The following table gives a preview of total number of registered people employed in legal entities per their core activity (as of 2018):
|Agriculture, forestry and fishing||180|
|Mining and quarrying||-|
|Electricity, gas, steam and air conditioning supply||64|
|Water supply; sewerage, waste management and remediation activities||135|
|Wholesale and retail trade, repair of motor vehicles and motorcycles||772|
|Transportation and storage||188|
|Accommodation and food services||307|
|Information and communication||61|
|Financial and insurance activities||45|
|Real estate activities||7|
|Professional, scientific and technical activities||220|
|Administrative and support service activities||126|
|Public administration and defense; compulsory social security||338|
|Human health and social work activities||578|
|Arts, entertainment and recreation||86|
|Other service activities||112|
|Individual agricultural workers||133|
Knjaževac, with its Babin Zub ski center offers opportunities for tourism and sports events. Its picnic areas are set in areas of natural beauty (like Banjica, Baranica and other), places for rest and recreation. The 14th-century Church of the Holy Mother of God lies in the nearby village of Donja Kamenica. In 2014, Knjaževac was chosen as the outstanding destination in Europe. (Project EDEN Network)

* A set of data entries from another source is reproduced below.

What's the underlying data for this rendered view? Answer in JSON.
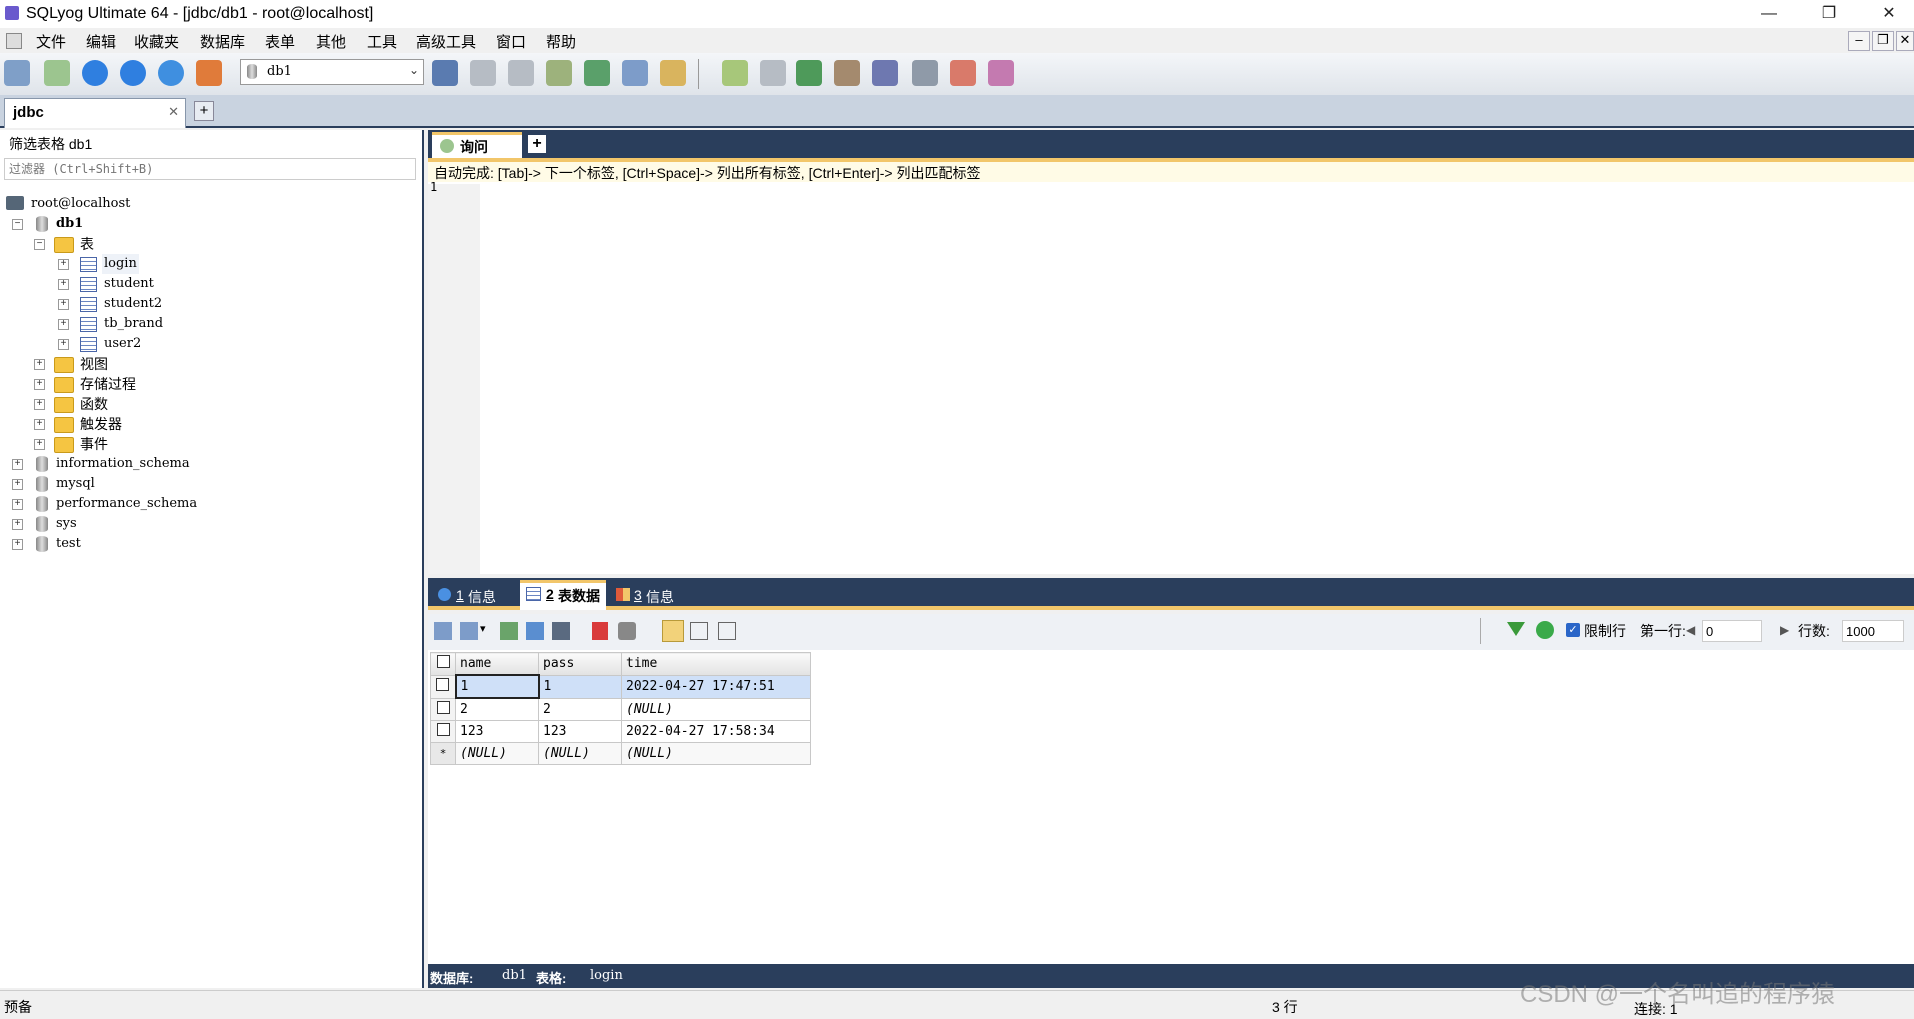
{
  "window": {
    "title": "SQLyog Ultimate 64 - [jdbc/db1 - root@localhost]"
  },
  "menu": [
    "文件",
    "编辑",
    "收藏夹",
    "数据库",
    "表单",
    "其他",
    "工具",
    "高级工具",
    "窗口",
    "帮助"
  ],
  "toolbar": {
    "db_select": "db1"
  },
  "connection_tab": {
    "label": "jdbc",
    "close": "✕",
    "add": "+"
  },
  "left": {
    "filter_label": "筛选表格 db1",
    "filter_placeholder": "过滤器 (Ctrl+Shift+B)",
    "tree": {
      "root": "root@localhost",
      "db": "db1",
      "tables_folder": "表",
      "tables": [
        "login",
        "student",
        "student2",
        "tb_brand",
        "user2"
      ],
      "folders": [
        "视图",
        "存储过程",
        "函数",
        "触发器",
        "事件"
      ],
      "other_dbs": [
        "information_schema",
        "mysql",
        "performance_schema",
        "sys",
        "test"
      ]
    }
  },
  "editor": {
    "tab_label": "询问",
    "hint": "自动完成: [Tab]-> 下一个标签, [Ctrl+Space]-> 列出所有标签, [Ctrl+Enter]-> 列出匹配标签",
    "line1": "1"
  },
  "results": {
    "tabs": [
      {
        "num": "1",
        "label": "信息"
      },
      {
        "num": "2",
        "label": "表数据"
      },
      {
        "num": "3",
        "label": "信息"
      }
    ],
    "limit_label": "限制行",
    "first_row_label": "第一行:",
    "first_row_value": "0",
    "rows_label": "行数:",
    "rows_value": "1000",
    "columns": [
      "name",
      "pass",
      "time"
    ],
    "rows": [
      [
        "1",
        "1",
        "2022-04-27 17:47:51"
      ],
      [
        "2",
        "2",
        "(NULL)"
      ],
      [
        "123",
        "123",
        "2022-04-27 17:58:34"
      ],
      [
        "(NULL)",
        "(NULL)",
        "(NULL)"
      ]
    ],
    "new_row_marker": "*",
    "info_db_label": "数据库:",
    "info_db": "db1",
    "info_table_label": "表格:",
    "info_table": "login"
  },
  "status": {
    "left": "预备",
    "rows": "3 行",
    "conn": "连接: 1"
  },
  "watermark": "CSDN @一个名叫追的程序猿"
}
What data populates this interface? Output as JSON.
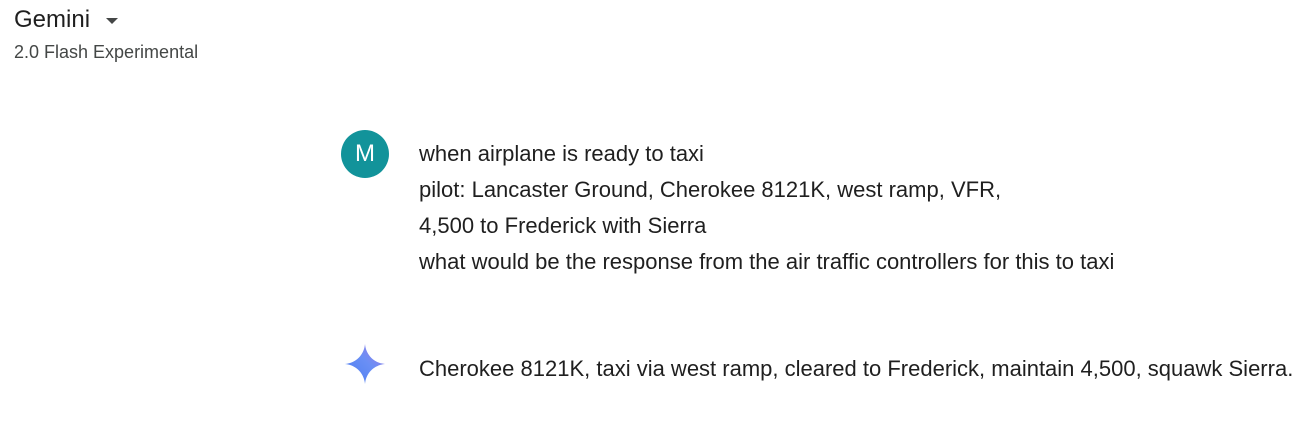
{
  "header": {
    "app_title": "Gemini",
    "model_name": "2.0 Flash Experimental"
  },
  "user": {
    "avatar_letter": "M",
    "avatar_color": "#12939a",
    "message_lines": [
      "when airplane is ready to taxi",
      "pilot: Lancaster Ground, Cherokee 8121K, west ramp, VFR,",
      "4,500 to Frederick with Sierra",
      "what would be the response from the air traffic controllers for this to taxi"
    ]
  },
  "response": {
    "icon": "gemini-sparkle-icon",
    "text": "Cherokee 8121K, taxi via west ramp, cleared to Frederick, maintain 4,500, squawk Sierra."
  }
}
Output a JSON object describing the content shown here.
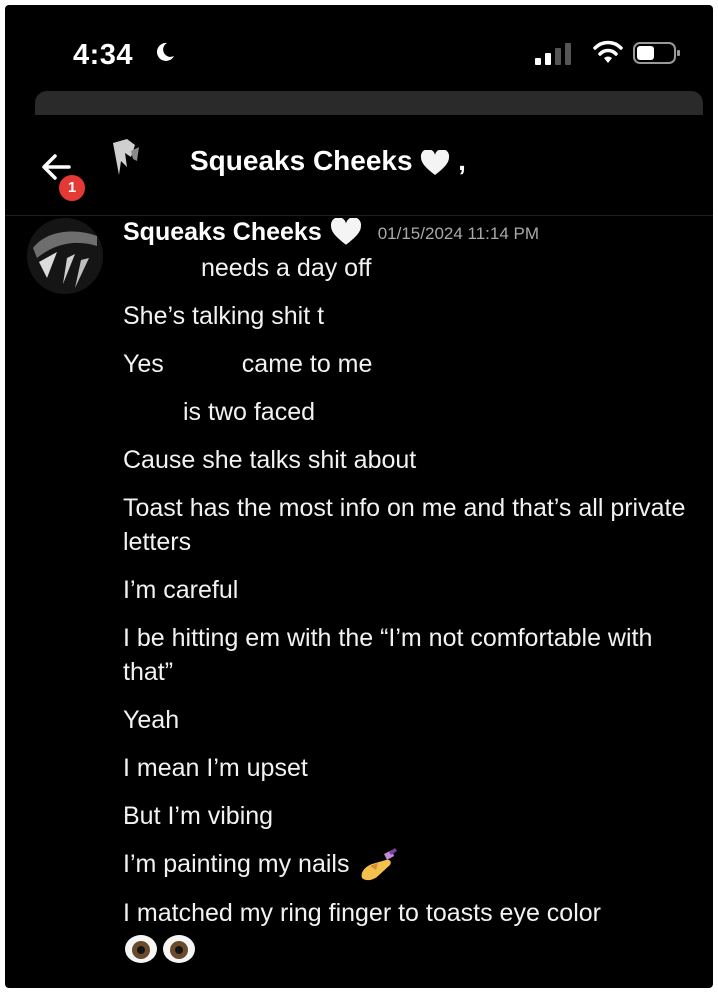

Twin towns — Sister citiesEdit
Knjaževac is twinned with:
- "Municipalities of Serbia, 2006". Statistical Office of Serbia. Retrieved 2010-11-28.
- "2011 Census of Population, Households and Dwellings in the Republic of Serbia: Comparative Overview of the Number of Population in 1948, 1953, 1961, 1971, 1981, 1991, 2002 and 2011, Data by settlements" (PDF). Statistical Office of Republic Of Serbia, Belgrade. 2014. ISBN 978-86-6161-109-4. Retrieved 2014-06-27.
- Gordana Čanović (1 June 2018). "Српска Бастиља у Књажевцу" [Serbian Bastille in Knjaževac]. Politika-Moja kuća (in Serbian). p. 02.
- "Climate: Knjaževac, Serbia". Climate-Data.org. Retrieved 18 February 2018.
- "2011 Census of Population, Households and Dwellings in the Republic of Serbia" (PDF). stat.gov.rs. Statistical Office of the Republic of Serbia. Retrieved 18 February 2018.
- "ETHNICITY Data by municipalities and cities" (PDF). stat.gov.rs. Statistical Office of Serbia. Retrieved 18 February 2018.
- "MUNICIPALITIES AND REGIONS OF THE REPUBLIC OF SERBIA, 2019" (PDF). stat.gov.rs. Statistical Office of the Republic of Serbia. 25 December 2019. Retrieved 28 December 2019.
- "Aleks Milosevic". IMDb. Retrieved 2018-01-21.
|Wikimedia Commons has media related to Knjaževac.|